• Work to complete
Restate every record exactly as it is written, while omitting the pictures it holds.
☆ ☆ ☆
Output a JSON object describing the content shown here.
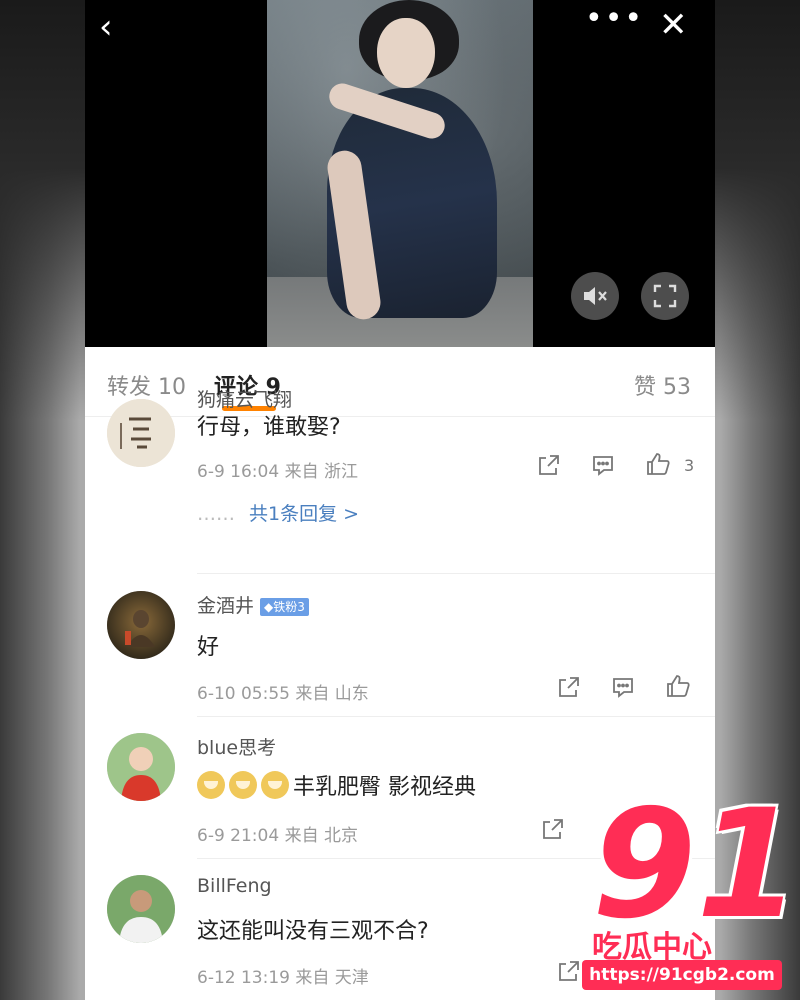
{
  "nav": {
    "back": "‹",
    "more": "•••",
    "close": "✕"
  },
  "player": {
    "mute_icon": "speaker-mute-icon",
    "fullscreen_icon": "fullscreen-icon"
  },
  "tabs": {
    "repost": "转发 10",
    "comment": "评论 9",
    "like": "赞 53",
    "active_color": "#ff8200"
  },
  "comments": [
    {
      "user": "狗痛云飞翔",
      "text": "行母，谁敢娶?",
      "meta": "6-9 16:04  来自 浙江",
      "likes": "3",
      "reply": "共1条回复 >",
      "reply_dots": "……"
    },
    {
      "user": "金酒井",
      "badge": "◆铁粉3",
      "text": "好",
      "meta": "6-10 05:55  来自 山东"
    },
    {
      "user": "blue思考",
      "text": "丰乳肥臀 影视经典",
      "meta": "6-9 21:04  来自 北京"
    },
    {
      "user": "BillFeng",
      "text": "这还能叫没有三观不合?",
      "meta": "6-12 13:19  来自 天津"
    }
  ],
  "watermark": {
    "number": "91",
    "tag": "吃瓜中心",
    "url": "https://91cgb2.com",
    "color": "#ff2d55"
  }
}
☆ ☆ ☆
• Written solution
Output a JSON object describing the content shown here.
{
  "nav": {
    "back": "‹",
    "more": "•••",
    "close": "✕"
  },
  "player": {
    "mute_icon": "speaker-mute-icon",
    "fullscreen_icon": "fullscreen-icon"
  },
  "tabs": {
    "repost": "转发 10",
    "comment": "评论 9",
    "like": "赞 53",
    "active_color": "#ff8200"
  },
  "comments": [
    {
      "user": "狗痛云飞翔",
      "text": "行母，谁敢娶?",
      "meta": "6-9 16:04  来自 浙江",
      "likes": "3",
      "reply": "共1条回复 >",
      "reply_dots": "……"
    },
    {
      "user": "金酒井",
      "badge": "◆铁粉3",
      "text": "好",
      "meta": "6-10 05:55  来自 山东"
    },
    {
      "user": "blue思考",
      "text": "丰乳肥臀 影视经典",
      "meta": "6-9 21:04  来自 北京"
    },
    {
      "user": "BillFeng",
      "text": "这还能叫没有三观不合?",
      "meta": "6-12 13:19  来自 天津"
    }
  ],
  "watermark": {
    "number": "91",
    "tag": "吃瓜中心",
    "url": "https://91cgb2.com",
    "color": "#ff2d55"
  }
}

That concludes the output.